*** Input data

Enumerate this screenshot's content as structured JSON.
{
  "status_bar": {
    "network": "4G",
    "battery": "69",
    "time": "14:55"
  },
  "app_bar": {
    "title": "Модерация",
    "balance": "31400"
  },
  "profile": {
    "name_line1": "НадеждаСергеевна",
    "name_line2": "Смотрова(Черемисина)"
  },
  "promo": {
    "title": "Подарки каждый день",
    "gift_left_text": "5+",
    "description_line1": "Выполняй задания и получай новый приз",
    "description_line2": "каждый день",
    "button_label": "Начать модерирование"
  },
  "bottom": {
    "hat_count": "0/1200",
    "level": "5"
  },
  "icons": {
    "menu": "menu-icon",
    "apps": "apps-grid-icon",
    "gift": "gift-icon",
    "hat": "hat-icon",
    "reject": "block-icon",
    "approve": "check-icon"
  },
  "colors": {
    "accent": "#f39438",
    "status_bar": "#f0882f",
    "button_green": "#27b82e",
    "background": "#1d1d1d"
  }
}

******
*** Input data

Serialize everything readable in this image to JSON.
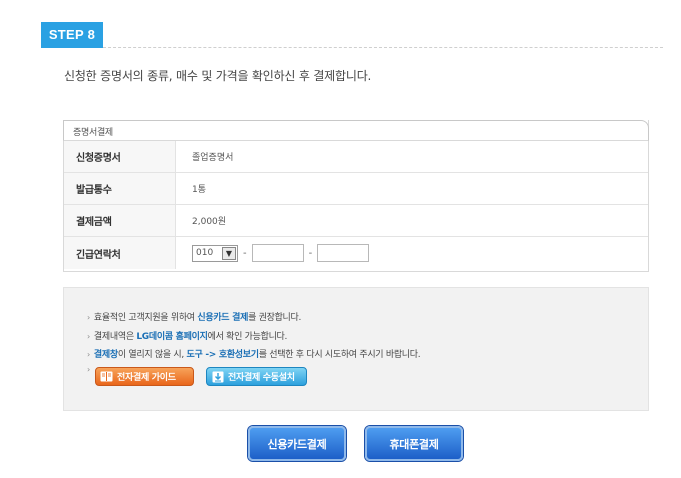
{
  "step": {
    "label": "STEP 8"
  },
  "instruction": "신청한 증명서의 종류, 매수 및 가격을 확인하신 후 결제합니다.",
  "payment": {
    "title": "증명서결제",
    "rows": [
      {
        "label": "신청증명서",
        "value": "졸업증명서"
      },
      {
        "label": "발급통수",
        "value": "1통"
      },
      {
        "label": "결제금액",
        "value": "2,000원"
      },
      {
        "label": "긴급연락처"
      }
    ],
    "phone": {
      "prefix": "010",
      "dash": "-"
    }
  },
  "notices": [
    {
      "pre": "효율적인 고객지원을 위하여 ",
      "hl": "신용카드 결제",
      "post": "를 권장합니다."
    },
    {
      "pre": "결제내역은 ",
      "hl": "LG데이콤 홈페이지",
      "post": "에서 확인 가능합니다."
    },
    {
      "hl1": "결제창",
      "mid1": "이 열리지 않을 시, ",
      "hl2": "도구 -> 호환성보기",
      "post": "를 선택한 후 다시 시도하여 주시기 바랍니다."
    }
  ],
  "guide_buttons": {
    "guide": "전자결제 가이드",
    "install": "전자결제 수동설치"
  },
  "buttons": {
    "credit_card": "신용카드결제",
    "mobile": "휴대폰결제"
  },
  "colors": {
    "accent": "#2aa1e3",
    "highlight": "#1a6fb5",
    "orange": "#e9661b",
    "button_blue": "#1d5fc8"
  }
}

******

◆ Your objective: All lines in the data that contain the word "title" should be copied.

◆ Response area:
    "title": "Модерация",
    "title": "Подарки каждый день",
    "title": "증명서결제",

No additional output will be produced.